India, the fifth largest producer of e-waste, is likely to generate 52 lakh metric tonnes of electronic waste by 2020 from the current level of 18 lakh metric tonnes, according to a study.
India’s e-waste is growing at 30 per cent per annum, an Assocham-cKinetics study said.
The global volume of e-waste generated is expected to reach 130 million tonnes (MT) in 2018 from 93.5 MT in 2016 at a compound annual growth rate of 17.6 per cent from 2016 to 2018, it said.
“As Indians become richer and spend more on electronic items and appliances, computer equipment accounts for almost 70 per cent of e-waste material followed by telecommunication equipment (12per cent), electrical equipment (8per cent) and medical equipment (7 per cent),” the study said.
Other equipment, including household e-waste account for the remaining 4 per cent, it added.
It noted that only 1.5 per cent of country’s total e-waste gets recycled due to poor infrastructure, legislation and framework.
“Over 95 per cent of e-waste generated is managed by the unorganised sector and scrap dealers in this market,” the study said.

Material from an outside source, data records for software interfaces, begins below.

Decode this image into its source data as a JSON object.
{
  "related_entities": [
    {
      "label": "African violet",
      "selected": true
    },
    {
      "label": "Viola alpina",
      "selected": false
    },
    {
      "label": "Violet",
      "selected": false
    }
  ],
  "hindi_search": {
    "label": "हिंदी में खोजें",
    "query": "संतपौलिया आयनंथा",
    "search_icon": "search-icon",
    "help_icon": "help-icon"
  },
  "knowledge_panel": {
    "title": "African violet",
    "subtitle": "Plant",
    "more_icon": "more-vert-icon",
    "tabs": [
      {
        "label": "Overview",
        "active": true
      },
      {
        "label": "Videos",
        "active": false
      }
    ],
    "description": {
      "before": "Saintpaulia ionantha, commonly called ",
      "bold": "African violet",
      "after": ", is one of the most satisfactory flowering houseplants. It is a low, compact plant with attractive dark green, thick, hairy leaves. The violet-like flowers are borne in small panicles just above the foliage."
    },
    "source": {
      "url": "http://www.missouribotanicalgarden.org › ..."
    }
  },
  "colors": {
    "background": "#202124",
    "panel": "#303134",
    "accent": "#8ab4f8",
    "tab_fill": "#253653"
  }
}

E-waste typically includes discarded computer monitors, motherboards, cathode ray tubes (CRT), printed circuit board (PCB), mobile phones and chargers, compact discs, headphones, white goods such as liquid crystal displays/plasma televisions, air conditioners, refrigerators and so on.
It observed that computers, televisions and mobile phones are most dangerous because they have high levels of lead, mercury and cadmium and are discarded more since they have short life-spans.
The study revealed that the main sources of electronic waste in India are the government, public and private (industrial) sectors, which account for almost 75 per cent of total waste generation.
The contribution of individual households is relatively small at about 16 per cent, the rest being contributed by manufacturers.
Though individual households are not large contributors to waste generated by computers, they consume large quantities of consumer durables and are, therefore, potential creators of waste, it said.
“E-waste accounts for approximately 40 per cent of the lead and 70 per cent of heavy metals found in landfills. These pollutants lead to ground water and air pollution and soil acidification.”
High and prolonged exposure to these chemicals or pollutants emitted during unsafe e-waste recycling leads to damage of nervous systems, blood systems, kidneys and brain development, respiratory disorders, skin disorders, lung cancer, bronchitis, heart, liver, and spleen damage, it said.
It noted that about two-thirds of e-waste workers in India are suffering from respiratory ailments like breathing difficulties, irritation, coughing and choking.